While technology moves at the speed of sound and the world's political landscape is ever-shifting, the conversation with Niki Caro remains the same as it did when we met in 2005. She was in Los Angeles promoting her first Hollywood movie,
, and the term "female director" was a novelty back then. Caro nods her head. "That was more than 10 years ago. That statistic, 4 per cent of directors are female, is the same as it was then." She leans forward. "How can that be?"
Equally astounding is that two such successful women (Caro and Jane Campion) who belong to this elite group couldn't be more geographically distanced from Hollywood.
"I think there's an advantage in coming from New Zealand," she says. "It's good to be an outsider and I hold on to that perspective. Maybe it's our colonial nature. Maybe it's because we're at the bottom of the world, so we have to shout to be heard."
Evidently, Hollywood has been listening. Her upcoming film, The Zookeeper's Wife, stars Oscar winner Jessica Chastain as Antonina Zabinski and Johan Heldenbergh (The Broken Circle Breakdown), who plays her husband. This moving drama is based on Diane Ackerman's 2007 best-selling non-fiction novel about a couple in Warsaw who saved about 300 Jews during World War II by hiding them in their zoo.
Considering Caro's resum , which includes The Vintner's Luck (2009), McFarland USA (2015), and the beloved Whale Rider (2002), The Zookeeper's Wife does not seem like an obvious choice.
"Like most of the world I had never heard the name Antonina Zabinski, let alone the role she played in history. So, I was incredibly surprised to receive this script that offered a new way of telling the story of the Holocaust. It represented a film that could be focused on care, compassion and kindness in a time of darkness. I thought that that was a good story for me to tell, both as a film-maker and as a female."
Caro talks about her connection with this period of history. "I'm not Jewish but I went to elementary school in a synagogue. Actually, I still know the prayers." She pauses. "I felt a deep responsibility to talk about this period of history. I remember when I was very little, a man came to our school and he had a tattoo on his wrist. I can't remember what he said, but I can remember how I felt and how that was tremendously significant. So I took the responsibility of telling the story of the Holocaust extremely seriously and wanted to honour the millions who died by celebrating three hundred who survived," she says.
Working with animals presents some challenges. Chastain's affinity for creatures proved invaluable to Caro. "Jessica told me she liked animals. I knew she was a famous animal advocate but I wasn't prepared for the fact that she genuinely is an animal whisperer. Every time you see her with a creature in this movie there's no doubling for Jessica Chastain. That's her and the animal, and I could just keep my cameras back and observe."
Caro speaks effusively of her lead actress. "She was such a gift to this movie."
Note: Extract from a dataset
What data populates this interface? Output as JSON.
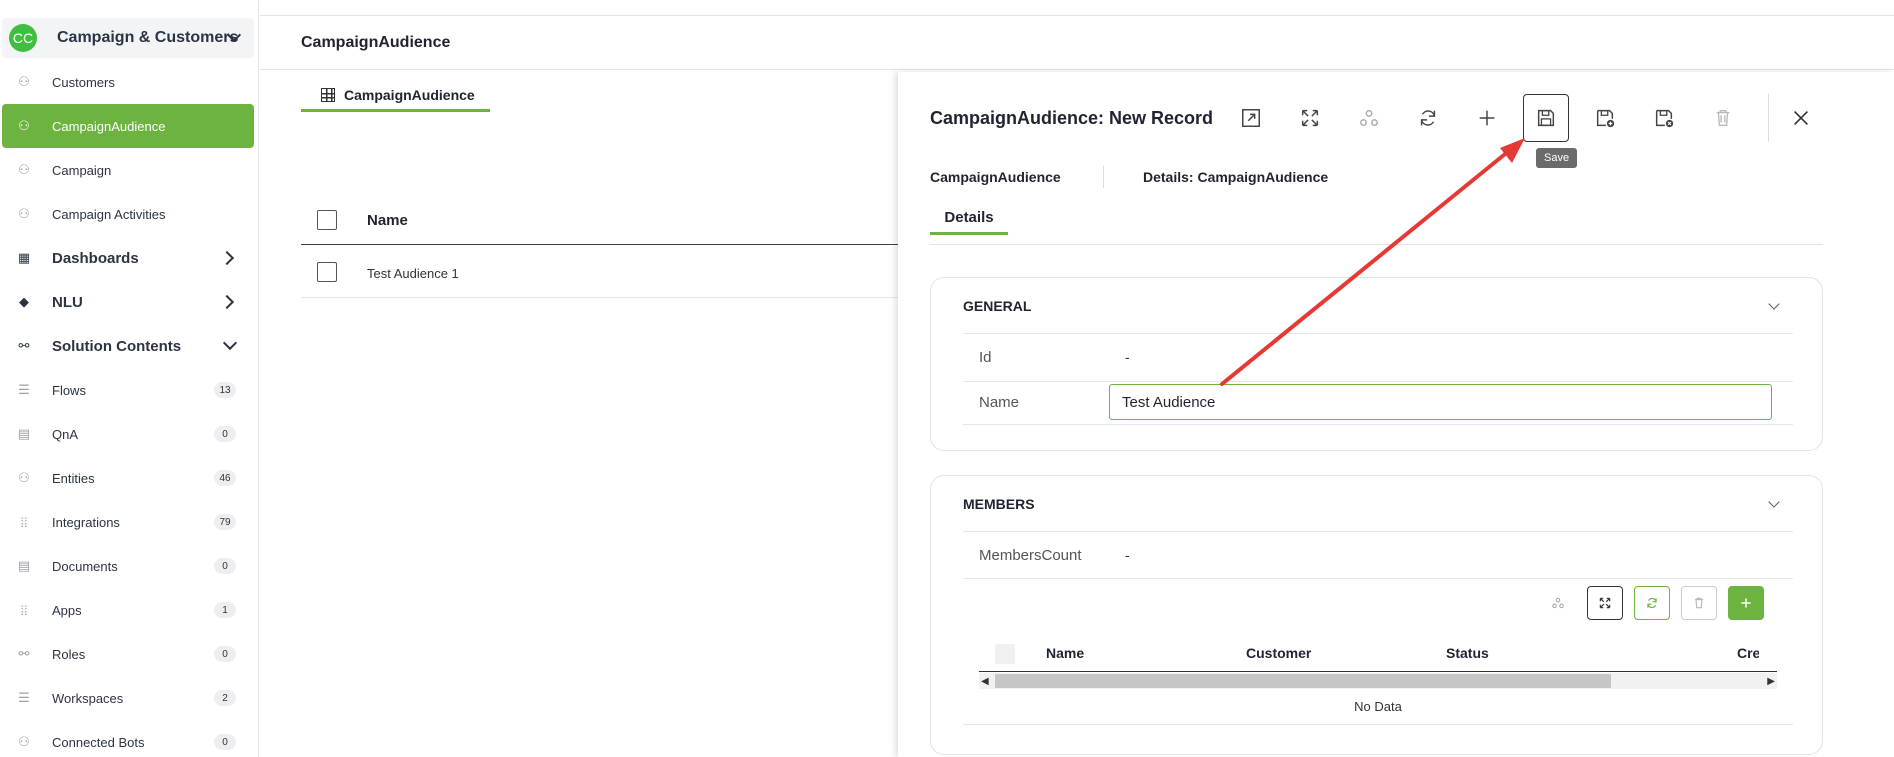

There seems an endless supply of historical material emanating from World War II and, like many before it, this story came about almost by accident. "When Diane Ackerman was researching a special kind of Polish horse, she met with somebody whose uncle had worked at the Warsaw Zoo. He told her about Antonina's story and that she had written a diary which was published. It was a very small publication but Diane found it and wrote the book," she says. "I wonder how many more stories are out there. It occurred to me that, because it was a woman's story, it fell through the seams of history. Somehow a woman's experience may not be considered as relevant, particularly in wartime, because most of our understanding of war comes through the male experience."
Caro works well with women, most notably Keisha Castle-Hughes (whom she directed twice, including Whale Rider, when Castle-Hughes was 13 (earning a Best Actress Oscar nomination). "Actually, I was at Keisha's birthday yesterday," she says. "She's 27 now. Fun fact, she and Jessica share a birthday.
"She's working in Atlanta on a TV series (Manhunt: Unabomber). She's still as beautiful and as brilliant. Did you see her on Game of Thrones?" she asks. "She was a sand snake. A true kick-arse female role. I salute her!"
Caro's next project will be her most ambitious. Continuing on her girl-power theme, she will bring the Disney blockbuster
to life. As for who will play the latest Disney heroine, she says, "There has been a worldwide search but I haven't seen a single casting tape. I can't wait. I cannot wait. It's so exciting."
Did she have any trepidation in taking on this beloved and treasured Chinese story? "No, I didn't. If you look at my work I have many times worked within a culture that's not my own. I take that very, very seriously and I do it very authentically, and with Mulan the challenge is to satisfy both cultures: the Chinese culture, absolutely, and the culture of Disney."
Mulan marks Disney's second time a female director will helm a project over US$100 million (following Ava DuVernay for A Wrinkle in Time). "Being a working female director in Hollywood when so many are not working, not getting a chance, is horrible," says Caro.
"I'm lucky. I'm very grateful, like every director, male or female, but with so many female film-makers not working, it hurts me tremendously. I'm angry at the radical waste of skill and talent." She shrugs her shoulders. "It has to change," she says. "Now is the time to speak up."
• The Zookeeper's Wife in cinemas May 4 PG13